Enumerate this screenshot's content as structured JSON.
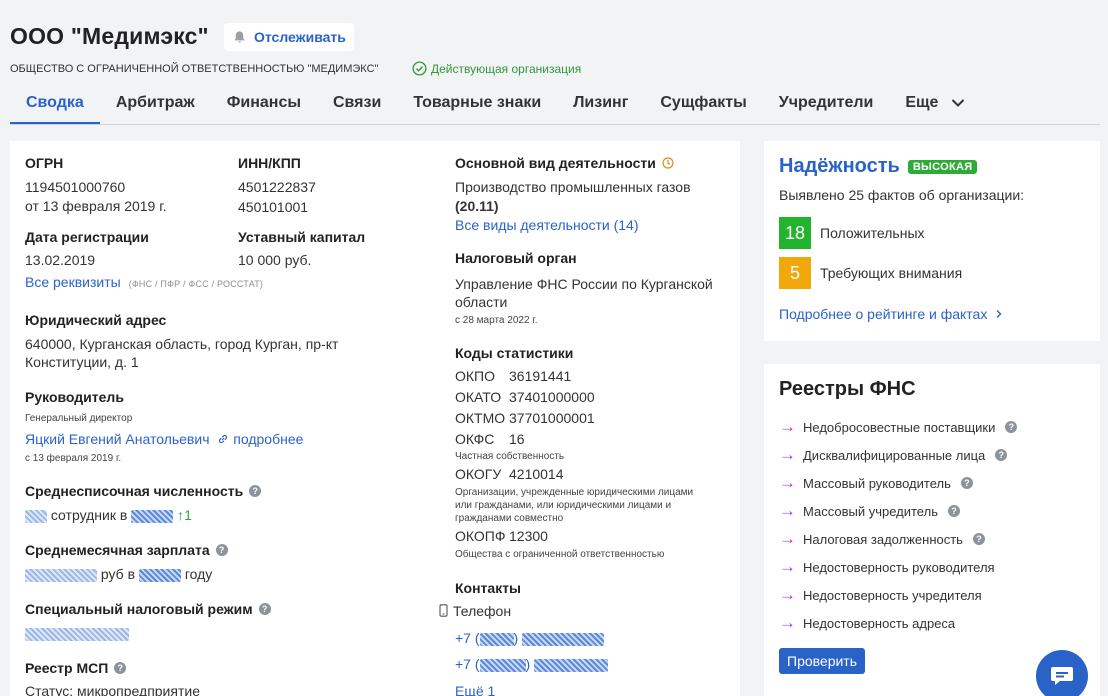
{
  "header": {
    "title": "ООО \"Медимэкс\"",
    "follow_label": "Отслеживать",
    "full_name": "ОБЩЕСТВО С ОГРАНИЧЕННОЙ ОТВЕТСТВЕННОСТЬЮ \"МЕДИМЭКС\"",
    "status": "Действующая организация"
  },
  "tabs": [
    {
      "label": "Сводка"
    },
    {
      "label": "Арбитраж"
    },
    {
      "label": "Финансы"
    },
    {
      "label": "Связи"
    },
    {
      "label": "Товарные знаки"
    },
    {
      "label": "Лизинг"
    },
    {
      "label": "Сущфакты"
    },
    {
      "label": "Учредители"
    },
    {
      "label": "Еще"
    }
  ],
  "summary": {
    "ogrn_label": "ОГРН",
    "ogrn": "1194501000760",
    "ogrn_date": "от 13 февраля 2019 г.",
    "inn_label": "ИНН/КПП",
    "inn": "4501222837",
    "kpp": "450101001",
    "reg_date_label": "Дата регистрации",
    "reg_date": "13.02.2019",
    "capital_label": "Уставный капитал",
    "capital": "10 000 руб.",
    "all_details_link": "Все реквизиты",
    "all_details_sources": "(ФНС / ПФР / ФСС / РОССТАТ)",
    "address_label": "Юридический адрес",
    "address_line1": "640000, Курганская область, город Курган, пр-кт",
    "address_line2": "Конституции, д. 1",
    "head_label": "Руководитель",
    "head_position": "Генеральный директор",
    "head_name": "Яцкий Евгений Анатольевич",
    "head_more": "подробнее",
    "head_since": "с 13 февраля 2019 г.",
    "employees_label": "Среднесписочная численность",
    "employees_text1": "сотрудник в",
    "employees_delta": "↑1",
    "salary_label": "Среднемесячная зарплата",
    "salary_text1": "руб в",
    "salary_text2": "году",
    "tax_mode_label": "Специальный налоговый режим",
    "msp_label": "Реестр МСП",
    "msp_status": "Статус: микропредприятие"
  },
  "activity": {
    "main_label": "Основной вид деятельности",
    "main_text": "Производство промышленных газов",
    "main_code": "(20.11)",
    "all_link": "Все виды деятельности (14)",
    "tax_label": "Налоговый орган",
    "tax_line1": "Управление ФНС России по Курганской",
    "tax_line2": "области",
    "tax_since": "с 28 марта 2022 г.",
    "stats_label": "Коды статистики",
    "okpo_label": "ОКПО",
    "okpo": "36191441",
    "okato_label": "ОКАТО",
    "okato": "37401000000",
    "oktmo_label": "ОКТМО",
    "oktmo": "37701000001",
    "okfs_label": "ОКФС",
    "okfs": "16",
    "okfs_desc": "Частная собственность",
    "okogu_label": "ОКОГУ",
    "okogu": "4210014",
    "okogu_desc1": "Организации, учрежденные юридическими лицами",
    "okogu_desc2": "или гражданами, или юридическими лицами и",
    "okogu_desc3": "гражданами совместно",
    "okopf_label": "ОКОПФ",
    "okopf": "12300",
    "okopf_desc": "Общества с ограниченной ответственностью",
    "contacts_label": "Контакты",
    "phone_label": "Телефон",
    "phone_prefix": "+7",
    "more_link": "Ещё 1"
  },
  "reliability": {
    "title": "Надёжность",
    "badge": "ВЫСОКАЯ",
    "subtitle": "Выявлено 25 фактов об организации:",
    "positive_count": "18",
    "positive_label": "Положительных",
    "attention_count": "5",
    "attention_label": "Требующих внимания",
    "more_link": "Подробнее о рейтинге и фактах",
    "colors": {
      "positive": "#22b42d",
      "attention": "#f2a80b",
      "badge": "#2eaa37"
    }
  },
  "fns": {
    "title": "Реестры ФНС",
    "items": [
      {
        "label": "Недобросовестные поставщики"
      },
      {
        "label": "Дисквалифицированные лица"
      },
      {
        "label": "Массовый руководитель"
      },
      {
        "label": "Массовый учредитель"
      },
      {
        "label": "Налоговая задолженность"
      },
      {
        "label": "Недостоверность руководителя"
      },
      {
        "label": "Недостоверность учредителя"
      },
      {
        "label": "Недостоверность адреса"
      }
    ],
    "check_label": "Проверить"
  },
  "theme": {
    "accent": "#2a63c8",
    "arrow": "#a63bd6"
  }
}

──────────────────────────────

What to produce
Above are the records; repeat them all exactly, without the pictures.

Solution for this problem
Enumerate this screenshot's content as structured JSON.
{
  "header": {
    "title": "ООО \"Медимэкс\"",
    "follow_label": "Отслеживать",
    "full_name": "ОБЩЕСТВО С ОГРАНИЧЕННОЙ ОТВЕТСТВЕННОСТЬЮ \"МЕДИМЭКС\"",
    "status": "Действующая организация"
  },
  "tabs": [
    {
      "label": "Сводка"
    },
    {
      "label": "Арбитраж"
    },
    {
      "label": "Финансы"
    },
    {
      "label": "Связи"
    },
    {
      "label": "Товарные знаки"
    },
    {
      "label": "Лизинг"
    },
    {
      "label": "Сущфакты"
    },
    {
      "label": "Учредители"
    },
    {
      "label": "Еще"
    }
  ],
  "summary": {
    "ogrn_label": "ОГРН",
    "ogrn": "1194501000760",
    "ogrn_date": "от 13 февраля 2019 г.",
    "inn_label": "ИНН/КПП",
    "inn": "4501222837",
    "kpp": "450101001",
    "reg_date_label": "Дата регистрации",
    "reg_date": "13.02.2019",
    "capital_label": "Уставный капитал",
    "capital": "10 000 руб.",
    "all_details_link": "Все реквизиты",
    "all_details_sources": "(ФНС / ПФР / ФСС / РОССТАТ)",
    "address_label": "Юридический адрес",
    "address_line1": "640000, Курганская область, город Курган, пр-кт",
    "address_line2": "Конституции, д. 1",
    "head_label": "Руководитель",
    "head_position": "Генеральный директор",
    "head_name": "Яцкий Евгений Анатольевич",
    "head_more": "подробнее",
    "head_since": "с 13 февраля 2019 г.",
    "employees_label": "Среднесписочная численность",
    "employees_text1": "сотрудник в",
    "employees_delta": "↑1",
    "salary_label": "Среднемесячная зарплата",
    "salary_text1": "руб в",
    "salary_text2": "году",
    "tax_mode_label": "Специальный налоговый режим",
    "msp_label": "Реестр МСП",
    "msp_status": "Статус: микропредприятие"
  },
  "activity": {
    "main_label": "Основной вид деятельности",
    "main_text": "Производство промышленных газов",
    "main_code": "(20.11)",
    "all_link": "Все виды деятельности (14)",
    "tax_label": "Налоговый орган",
    "tax_line1": "Управление ФНС России по Курганской",
    "tax_line2": "области",
    "tax_since": "с 28 марта 2022 г.",
    "stats_label": "Коды статистики",
    "okpo_label": "ОКПО",
    "okpo": "36191441",
    "okato_label": "ОКАТО",
    "okato": "37401000000",
    "oktmo_label": "ОКТМО",
    "oktmo": "37701000001",
    "okfs_label": "ОКФС",
    "okfs": "16",
    "okfs_desc": "Частная собственность",
    "okogu_label": "ОКОГУ",
    "okogu": "4210014",
    "okogu_desc1": "Организации, учрежденные юридическими лицами",
    "okogu_desc2": "или гражданами, или юридическими лицами и",
    "okogu_desc3": "гражданами совместно",
    "okopf_label": "ОКОПФ",
    "okopf": "12300",
    "okopf_desc": "Общества с ограниченной ответственностью",
    "contacts_label": "Контакты",
    "phone_label": "Телефон",
    "phone_prefix": "+7",
    "more_link": "Ещё 1"
  },
  "reliability": {
    "title": "Надёжность",
    "badge": "ВЫСОКАЯ",
    "subtitle": "Выявлено 25 фактов об организации:",
    "positive_count": "18",
    "positive_label": "Положительных",
    "attention_count": "5",
    "attention_label": "Требующих внимания",
    "more_link": "Подробнее о рейтинге и фактах",
    "colors": {
      "positive": "#22b42d",
      "attention": "#f2a80b",
      "badge": "#2eaa37"
    }
  },
  "fns": {
    "title": "Реестры ФНС",
    "items": [
      {
        "label": "Недобросовестные поставщики"
      },
      {
        "label": "Дисквалифицированные лица"
      },
      {
        "label": "Массовый руководитель"
      },
      {
        "label": "Массовый учредитель"
      },
      {
        "label": "Налоговая задолженность"
      },
      {
        "label": "Недостоверность руководителя"
      },
      {
        "label": "Недостоверность учредителя"
      },
      {
        "label": "Недостоверность адреса"
      }
    ],
    "check_label": "Проверить"
  },
  "theme": {
    "accent": "#2a63c8",
    "arrow": "#a63bd6"
  }
}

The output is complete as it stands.